Of Dips, Dives, Plummets and Plunges
I'd like to know if there are editorial guidelines governing the verbs used to describe the downward movement of the stock market. Today's 3.78% drop in the value of the Dow is not insignificant but if you had $100 and learned that $3.78 was missing, would you really tell your friends "my $100 plunged today to 96 dollars and 12 cents"? My nearest ATM charges me $3 for every transaction. The machine does not ask me: "will you accept this precipitous decline in your finances?"
In addition to the charge of hyperbole, I think the use of these words is in fact grammatically incorrect. The dictionary definitions of dive, plunge and plummet all imply not just falling but falling in a vertical direction at great speed (Plummet /ˈpləmit/: to fall or drop straight down at high speed). Today's market drop was actually more like a yo-yo than a pratfall, bouncing back and forward above 11,000 6 times before landing just a little under at 10,992.
What we need is a standardized set of terminology which is universally accepted and commonly understood.
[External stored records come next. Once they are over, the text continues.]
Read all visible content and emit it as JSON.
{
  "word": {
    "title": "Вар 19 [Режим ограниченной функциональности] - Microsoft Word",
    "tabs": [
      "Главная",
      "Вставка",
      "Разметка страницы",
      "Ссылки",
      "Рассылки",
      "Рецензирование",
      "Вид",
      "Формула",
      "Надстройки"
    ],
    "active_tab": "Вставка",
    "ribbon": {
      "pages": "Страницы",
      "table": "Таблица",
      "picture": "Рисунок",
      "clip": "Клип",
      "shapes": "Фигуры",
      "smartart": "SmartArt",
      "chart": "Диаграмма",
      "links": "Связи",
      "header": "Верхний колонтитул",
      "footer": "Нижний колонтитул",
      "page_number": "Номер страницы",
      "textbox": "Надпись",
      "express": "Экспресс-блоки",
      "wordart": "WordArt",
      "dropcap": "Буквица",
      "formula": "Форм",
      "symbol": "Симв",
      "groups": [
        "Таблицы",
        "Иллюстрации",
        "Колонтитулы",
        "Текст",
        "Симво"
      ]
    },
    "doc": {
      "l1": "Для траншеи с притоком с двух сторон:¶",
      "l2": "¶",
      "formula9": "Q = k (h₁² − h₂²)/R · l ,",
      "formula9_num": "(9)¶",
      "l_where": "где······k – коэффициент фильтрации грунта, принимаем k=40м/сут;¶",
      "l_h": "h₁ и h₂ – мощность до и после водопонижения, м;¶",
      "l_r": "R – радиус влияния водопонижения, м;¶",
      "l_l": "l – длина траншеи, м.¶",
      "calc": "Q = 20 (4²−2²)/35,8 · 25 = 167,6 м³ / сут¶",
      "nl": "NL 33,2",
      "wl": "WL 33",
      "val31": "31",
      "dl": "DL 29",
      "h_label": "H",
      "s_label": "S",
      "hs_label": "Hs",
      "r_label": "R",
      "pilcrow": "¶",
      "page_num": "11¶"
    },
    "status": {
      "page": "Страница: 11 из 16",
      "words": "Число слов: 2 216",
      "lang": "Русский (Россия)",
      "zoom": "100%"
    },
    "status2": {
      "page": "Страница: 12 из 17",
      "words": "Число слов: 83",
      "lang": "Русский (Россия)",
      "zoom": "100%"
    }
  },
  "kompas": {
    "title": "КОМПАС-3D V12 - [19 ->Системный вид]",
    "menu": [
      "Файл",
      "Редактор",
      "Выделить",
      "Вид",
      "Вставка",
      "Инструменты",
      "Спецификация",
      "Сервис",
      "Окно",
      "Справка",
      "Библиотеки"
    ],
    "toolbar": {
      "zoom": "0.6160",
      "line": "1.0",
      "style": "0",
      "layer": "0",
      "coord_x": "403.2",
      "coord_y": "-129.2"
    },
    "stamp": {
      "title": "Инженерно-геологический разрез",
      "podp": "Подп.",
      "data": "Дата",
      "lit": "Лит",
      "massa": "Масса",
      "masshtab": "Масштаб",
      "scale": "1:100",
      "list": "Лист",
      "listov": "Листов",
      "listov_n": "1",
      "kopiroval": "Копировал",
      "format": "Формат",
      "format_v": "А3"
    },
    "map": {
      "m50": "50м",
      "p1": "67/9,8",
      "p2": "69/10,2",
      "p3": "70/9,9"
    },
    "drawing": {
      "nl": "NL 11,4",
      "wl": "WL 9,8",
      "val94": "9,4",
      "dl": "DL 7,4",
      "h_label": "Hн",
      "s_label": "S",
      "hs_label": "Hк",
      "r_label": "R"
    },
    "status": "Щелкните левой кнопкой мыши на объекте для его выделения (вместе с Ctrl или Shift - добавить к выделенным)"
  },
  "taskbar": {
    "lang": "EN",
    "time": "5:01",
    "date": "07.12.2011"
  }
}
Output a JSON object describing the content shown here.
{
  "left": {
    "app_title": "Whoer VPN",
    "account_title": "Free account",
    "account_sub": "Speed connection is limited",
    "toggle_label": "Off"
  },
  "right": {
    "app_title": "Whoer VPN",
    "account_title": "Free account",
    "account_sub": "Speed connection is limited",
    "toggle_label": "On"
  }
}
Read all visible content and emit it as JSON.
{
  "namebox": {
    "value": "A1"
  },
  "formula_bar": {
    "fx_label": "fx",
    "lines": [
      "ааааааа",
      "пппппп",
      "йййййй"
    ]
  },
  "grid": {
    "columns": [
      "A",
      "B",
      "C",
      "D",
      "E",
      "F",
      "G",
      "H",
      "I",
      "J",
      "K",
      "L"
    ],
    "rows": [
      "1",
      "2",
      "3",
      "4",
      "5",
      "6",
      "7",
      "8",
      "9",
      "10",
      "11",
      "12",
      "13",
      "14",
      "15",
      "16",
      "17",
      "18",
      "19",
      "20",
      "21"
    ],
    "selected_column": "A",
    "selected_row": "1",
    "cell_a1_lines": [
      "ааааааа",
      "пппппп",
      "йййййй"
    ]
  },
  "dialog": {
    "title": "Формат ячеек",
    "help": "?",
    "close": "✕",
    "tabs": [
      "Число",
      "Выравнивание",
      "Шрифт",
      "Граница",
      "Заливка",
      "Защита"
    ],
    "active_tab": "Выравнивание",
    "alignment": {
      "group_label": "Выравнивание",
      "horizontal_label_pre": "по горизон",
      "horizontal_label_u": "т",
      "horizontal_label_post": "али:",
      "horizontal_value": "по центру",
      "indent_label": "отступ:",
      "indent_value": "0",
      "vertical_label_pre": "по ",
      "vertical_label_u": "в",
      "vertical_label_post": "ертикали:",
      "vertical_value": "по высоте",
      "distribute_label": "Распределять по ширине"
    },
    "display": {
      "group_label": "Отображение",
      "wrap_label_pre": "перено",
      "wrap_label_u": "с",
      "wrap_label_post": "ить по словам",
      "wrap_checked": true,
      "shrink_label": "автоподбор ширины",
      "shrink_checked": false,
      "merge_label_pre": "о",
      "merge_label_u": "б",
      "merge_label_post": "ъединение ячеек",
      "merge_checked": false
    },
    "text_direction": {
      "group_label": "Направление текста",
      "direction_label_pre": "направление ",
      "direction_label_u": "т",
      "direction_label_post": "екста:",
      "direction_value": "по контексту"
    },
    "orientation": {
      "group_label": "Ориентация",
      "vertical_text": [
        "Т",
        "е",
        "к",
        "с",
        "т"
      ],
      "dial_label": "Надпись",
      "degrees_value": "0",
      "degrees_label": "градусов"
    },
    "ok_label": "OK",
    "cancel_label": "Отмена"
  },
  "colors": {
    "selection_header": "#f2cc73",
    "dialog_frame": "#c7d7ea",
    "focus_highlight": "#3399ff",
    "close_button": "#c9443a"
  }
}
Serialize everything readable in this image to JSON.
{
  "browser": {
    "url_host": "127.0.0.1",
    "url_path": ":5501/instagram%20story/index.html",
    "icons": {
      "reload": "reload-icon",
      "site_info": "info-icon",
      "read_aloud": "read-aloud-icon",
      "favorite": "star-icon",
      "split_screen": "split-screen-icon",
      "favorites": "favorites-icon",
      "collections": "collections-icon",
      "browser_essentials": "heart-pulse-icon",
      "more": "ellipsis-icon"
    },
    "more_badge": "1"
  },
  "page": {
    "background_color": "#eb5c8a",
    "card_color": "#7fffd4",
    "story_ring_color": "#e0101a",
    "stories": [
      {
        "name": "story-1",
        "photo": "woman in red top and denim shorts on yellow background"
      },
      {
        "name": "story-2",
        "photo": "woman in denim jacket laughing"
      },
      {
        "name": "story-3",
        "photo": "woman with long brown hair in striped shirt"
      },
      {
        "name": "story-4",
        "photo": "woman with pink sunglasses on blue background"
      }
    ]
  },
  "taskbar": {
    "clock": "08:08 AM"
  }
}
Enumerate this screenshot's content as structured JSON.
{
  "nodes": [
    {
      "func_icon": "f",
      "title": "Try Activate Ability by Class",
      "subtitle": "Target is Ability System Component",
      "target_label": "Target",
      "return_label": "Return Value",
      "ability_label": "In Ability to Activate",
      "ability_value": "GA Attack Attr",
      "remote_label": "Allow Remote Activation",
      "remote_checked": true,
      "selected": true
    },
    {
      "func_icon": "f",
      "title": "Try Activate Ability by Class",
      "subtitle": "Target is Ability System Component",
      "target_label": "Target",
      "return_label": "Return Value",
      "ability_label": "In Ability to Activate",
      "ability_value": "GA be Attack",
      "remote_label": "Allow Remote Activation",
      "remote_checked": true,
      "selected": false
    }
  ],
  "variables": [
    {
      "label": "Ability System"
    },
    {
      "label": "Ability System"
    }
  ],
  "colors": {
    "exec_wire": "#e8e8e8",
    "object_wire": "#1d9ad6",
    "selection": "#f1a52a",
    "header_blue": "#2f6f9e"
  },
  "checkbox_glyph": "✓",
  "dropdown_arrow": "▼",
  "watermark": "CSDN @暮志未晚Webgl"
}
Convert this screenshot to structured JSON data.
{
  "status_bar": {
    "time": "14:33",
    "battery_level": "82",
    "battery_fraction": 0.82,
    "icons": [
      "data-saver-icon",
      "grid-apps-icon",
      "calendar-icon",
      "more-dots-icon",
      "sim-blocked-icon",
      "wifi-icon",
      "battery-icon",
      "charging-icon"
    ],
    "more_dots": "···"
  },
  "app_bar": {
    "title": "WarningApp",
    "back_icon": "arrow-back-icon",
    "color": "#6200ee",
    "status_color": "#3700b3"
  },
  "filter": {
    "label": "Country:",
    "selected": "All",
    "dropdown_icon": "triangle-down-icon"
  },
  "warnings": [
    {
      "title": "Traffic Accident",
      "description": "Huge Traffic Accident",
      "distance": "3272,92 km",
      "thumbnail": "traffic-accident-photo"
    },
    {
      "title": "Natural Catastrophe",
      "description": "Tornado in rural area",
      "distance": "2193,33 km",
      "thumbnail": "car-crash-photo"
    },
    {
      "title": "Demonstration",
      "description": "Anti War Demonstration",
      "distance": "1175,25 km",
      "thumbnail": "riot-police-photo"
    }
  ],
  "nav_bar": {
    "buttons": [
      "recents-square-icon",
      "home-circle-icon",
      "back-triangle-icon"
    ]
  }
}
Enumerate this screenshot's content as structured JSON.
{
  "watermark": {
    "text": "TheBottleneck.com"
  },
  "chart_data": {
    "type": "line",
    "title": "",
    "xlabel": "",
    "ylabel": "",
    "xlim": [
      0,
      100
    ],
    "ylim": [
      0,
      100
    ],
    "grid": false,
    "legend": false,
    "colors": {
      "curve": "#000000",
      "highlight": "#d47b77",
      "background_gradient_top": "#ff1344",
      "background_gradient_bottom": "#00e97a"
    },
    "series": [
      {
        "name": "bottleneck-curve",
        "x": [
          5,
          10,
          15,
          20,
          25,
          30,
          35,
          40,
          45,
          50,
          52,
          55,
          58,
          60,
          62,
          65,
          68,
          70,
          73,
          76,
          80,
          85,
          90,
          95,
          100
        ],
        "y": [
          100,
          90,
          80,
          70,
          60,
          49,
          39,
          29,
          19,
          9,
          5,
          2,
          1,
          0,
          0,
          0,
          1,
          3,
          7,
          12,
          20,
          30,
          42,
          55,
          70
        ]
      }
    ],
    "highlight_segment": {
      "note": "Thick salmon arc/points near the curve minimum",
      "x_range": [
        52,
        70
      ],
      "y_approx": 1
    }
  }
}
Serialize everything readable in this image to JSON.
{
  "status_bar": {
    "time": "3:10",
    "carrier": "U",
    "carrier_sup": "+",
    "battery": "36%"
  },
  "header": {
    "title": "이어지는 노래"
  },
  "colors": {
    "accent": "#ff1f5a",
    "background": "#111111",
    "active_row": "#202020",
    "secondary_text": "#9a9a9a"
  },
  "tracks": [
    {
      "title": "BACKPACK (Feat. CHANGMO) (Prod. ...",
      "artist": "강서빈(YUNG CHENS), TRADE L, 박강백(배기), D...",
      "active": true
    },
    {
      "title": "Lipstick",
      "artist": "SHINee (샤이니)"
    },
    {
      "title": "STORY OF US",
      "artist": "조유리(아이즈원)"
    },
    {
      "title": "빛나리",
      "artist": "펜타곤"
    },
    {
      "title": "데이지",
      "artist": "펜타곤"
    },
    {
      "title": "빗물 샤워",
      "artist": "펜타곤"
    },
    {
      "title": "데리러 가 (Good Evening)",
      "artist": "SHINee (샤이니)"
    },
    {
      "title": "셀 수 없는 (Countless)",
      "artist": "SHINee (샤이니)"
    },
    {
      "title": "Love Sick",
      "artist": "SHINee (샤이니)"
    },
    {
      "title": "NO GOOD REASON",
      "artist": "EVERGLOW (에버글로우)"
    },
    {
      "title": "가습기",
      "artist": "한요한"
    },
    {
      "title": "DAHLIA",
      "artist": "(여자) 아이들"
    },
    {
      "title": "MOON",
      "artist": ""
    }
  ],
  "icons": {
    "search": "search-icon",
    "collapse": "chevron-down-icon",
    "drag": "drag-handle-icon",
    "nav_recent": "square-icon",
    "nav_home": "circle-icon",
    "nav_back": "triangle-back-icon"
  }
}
Below is my suggestion for how such guidelines might look:
- Dow drops up to 200 points: A Dip
- Dow drops up to 400 points: A Drop
- Dow drops up to 600 points in less the half a trading session: A Dive
- Dow drops up to 800 points in less the half a trading sesssion: A Plunge
- Dow drops up to 1000 points in a single session: A Plummet
- Dow drops over 1500 points in a single session: A Crash
- Dow drops over 2000 points in a single session: A Faceplant
- Dow drops over 2500 points: A 29er
- Dow drops over 3000 points: An A-Bomb
- Over 4000 points: A Cluster-fiesta
- Over 5000 points: A Vengeful God
If enforced, this system would not only be easier for people to understand but also more entertaining, and thus more palatable, as the financial situation worsened. Who wouldn't feel slightly better if CNBC were to report: "The Dow suffered a Vengeful God on Wall Street today before rallying slightly to end the session on a disappointing Faceplant."??comments powered by Disqus